Stylus: You’ve written before about the problems with Babies Not Dancing. Is this a consistent problem in Canada, or is this a global problem you’ve specifically identified at Mother Mother concerts?
Ryan Guldmonde: Well, people’s willingness to gyrate does ebb and flow, but I’m not sure if it’s geographically based. Or maybe it is. Canada is a bit more reserved as a whole. But that being said, there [are] going to be some markets where they’re just as crazy as anywhere. I would say we have a beautiful blend of extroverts and introverts in this country.
Stylus: Was there an attempt to make a “dark” album, or are reviewers just talking about it a lot more now?

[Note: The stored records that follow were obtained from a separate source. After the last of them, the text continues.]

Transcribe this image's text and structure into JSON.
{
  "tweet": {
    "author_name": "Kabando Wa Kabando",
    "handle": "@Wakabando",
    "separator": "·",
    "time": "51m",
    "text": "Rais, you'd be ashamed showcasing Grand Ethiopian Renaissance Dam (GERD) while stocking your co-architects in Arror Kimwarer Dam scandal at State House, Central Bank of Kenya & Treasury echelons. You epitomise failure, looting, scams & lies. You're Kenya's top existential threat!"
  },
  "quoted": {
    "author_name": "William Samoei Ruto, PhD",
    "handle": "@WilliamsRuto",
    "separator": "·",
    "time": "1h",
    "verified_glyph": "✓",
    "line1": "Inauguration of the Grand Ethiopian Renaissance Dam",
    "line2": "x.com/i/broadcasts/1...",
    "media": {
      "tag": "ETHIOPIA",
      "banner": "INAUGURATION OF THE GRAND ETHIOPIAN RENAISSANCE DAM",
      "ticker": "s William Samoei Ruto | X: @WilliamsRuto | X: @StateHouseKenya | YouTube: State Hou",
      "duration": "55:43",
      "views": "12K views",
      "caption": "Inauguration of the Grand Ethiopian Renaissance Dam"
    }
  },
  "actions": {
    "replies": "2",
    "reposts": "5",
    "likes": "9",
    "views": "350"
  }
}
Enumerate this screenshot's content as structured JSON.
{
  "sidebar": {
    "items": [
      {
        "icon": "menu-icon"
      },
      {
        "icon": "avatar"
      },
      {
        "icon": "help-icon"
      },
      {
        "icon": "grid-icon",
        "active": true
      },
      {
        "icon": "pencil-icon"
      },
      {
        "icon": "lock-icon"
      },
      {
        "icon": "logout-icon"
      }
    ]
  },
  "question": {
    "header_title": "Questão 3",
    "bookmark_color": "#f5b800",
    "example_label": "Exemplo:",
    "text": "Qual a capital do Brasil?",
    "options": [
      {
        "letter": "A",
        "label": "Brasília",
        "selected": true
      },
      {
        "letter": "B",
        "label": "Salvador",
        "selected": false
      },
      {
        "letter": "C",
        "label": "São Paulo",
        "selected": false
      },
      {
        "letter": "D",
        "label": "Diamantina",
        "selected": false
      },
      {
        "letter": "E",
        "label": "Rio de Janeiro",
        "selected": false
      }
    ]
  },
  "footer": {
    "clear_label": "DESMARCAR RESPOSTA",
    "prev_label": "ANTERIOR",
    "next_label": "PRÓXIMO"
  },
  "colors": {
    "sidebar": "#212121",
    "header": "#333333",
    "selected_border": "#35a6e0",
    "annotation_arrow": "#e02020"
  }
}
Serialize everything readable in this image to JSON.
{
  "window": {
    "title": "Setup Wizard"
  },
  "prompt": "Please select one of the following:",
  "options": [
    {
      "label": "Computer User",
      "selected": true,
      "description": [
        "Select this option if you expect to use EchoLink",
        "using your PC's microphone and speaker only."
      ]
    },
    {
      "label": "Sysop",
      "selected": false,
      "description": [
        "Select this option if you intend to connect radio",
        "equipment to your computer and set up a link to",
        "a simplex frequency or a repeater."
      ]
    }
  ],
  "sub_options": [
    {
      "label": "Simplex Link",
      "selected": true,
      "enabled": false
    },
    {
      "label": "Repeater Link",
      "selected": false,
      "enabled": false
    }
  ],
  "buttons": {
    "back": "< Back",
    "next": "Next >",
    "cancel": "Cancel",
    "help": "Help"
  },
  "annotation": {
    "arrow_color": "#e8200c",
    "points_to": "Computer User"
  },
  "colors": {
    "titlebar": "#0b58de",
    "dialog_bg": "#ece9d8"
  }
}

RG: Yeah, I feel similar confusion when people seem to hit on that specifically because there’s plenty of darkness on each record and lyrically that’s always been the nature of the songs and their message. I think maybe there’s a little more cohesion between the sound of the music and the sentiment this time around. They’ve noticed that we’re dichotomous in that we sound happy but we say sad things, and that this time around we look how we feel.
Stylus: Is there a resolution to the problems of the album?
RG: Well, I think things come full circle at the end. You’ve got your penultimate track which is a pretty bleak, apocalyptic story. Then it closes with “To the Wild” which [has] a really light, optimistic feel. But the message is to continue venturing away. So I find that those songs work really well. Even though the world as you know it is obliterated, it’s a beautiful opportunity to forge a new path. That’s kind of the message there, as the record wraps up.
Stylus: Is that why you haven’t renounced this world and gone into “the sticks” yourself? Because there’s some kind of beauty in the destruction?
RG: Well, I mean, the natural connotations are more metaphorical. You could take it literally, envisioning a forest and a little hut but it’s really just about the spiritual calm one is trying to reach in their life amidst a lot of craziness, a lot of distractions, and a lot of technology.
Stylus: And technology is a big part of this. One thing I noticed on your website is that you’re crowdsourcing what songs will be played at your live show. If integration of technology is a problem, why choose to solicit fan response through Facebook and Twitter?
RG: To use it is fine. I mean, it’s what it does to you that you need to be careful about. These things are all good in theory. Like much of religious principles. It is what the humans did with it that gives birth to corruption. So I think it’s fine, if you use things in the right way – if you use things in a synergistic way, you take your own natural ambitions and use technology or anything to help bring them to life, to thrive, to be seen from a wider lens. I really endorse technology and social media and adapting to technology, which might seem contradictory. But that’s okay.
Stylus: Has this helped to determine what songs will be played? Are there any big favourites?
RG: Oh yeah. We’ve tried to find a top eight off the top album, because it becomes difficult trying to appease all facets of your repertoire when you’re four albums deep. So we want to make sure that we’re playing ones that mostly people are smitten with. You can’t play it all off the new record. You have to play the ones that got you to where you are.
Stylus: When people come to your shows, are they wanting particular songs or vibes?
RG: I think it’s natural for diehard fans to be in it for the old stuff, you know, music they fell in love with in the first place. They’re very nostalgic about that, and biased. That always gets a stir, when you play the oldies. But for the most part our fans appreciate it all. It doesn’t feel like there’s a certain dead point when you play a particular song in a set.
Stylus: If you were a Mother Mother fan, going to a Mother Mother show, what songs would you hope Mother Mother would play?
RG: I guess something that they don’t play. Maybe this song called “Fat Kids.” We should play that one more often.
Stylus: Will you be playing it more on the tour now?
RG: No. It’s kind of offensive.
Stylus: I was listening to a radio station and I heard Monster Magnet’s song “Space Lord” come on, and I think it’s the radio edit, because they say “mother mother” in that song. I’m wondering if your band name is actually censored, and your real band name is Mother Fucker.
RG: Ah, well some of us are mother fuckers. But no, there’s no correlation to the Monster Magnet.
Stylus: So you’re not secretly a Monster Magnet tribute band?
RG: Nope. Afraid not.
Mother Mother play the Burton Cummings Theatre Tuesday December 4th.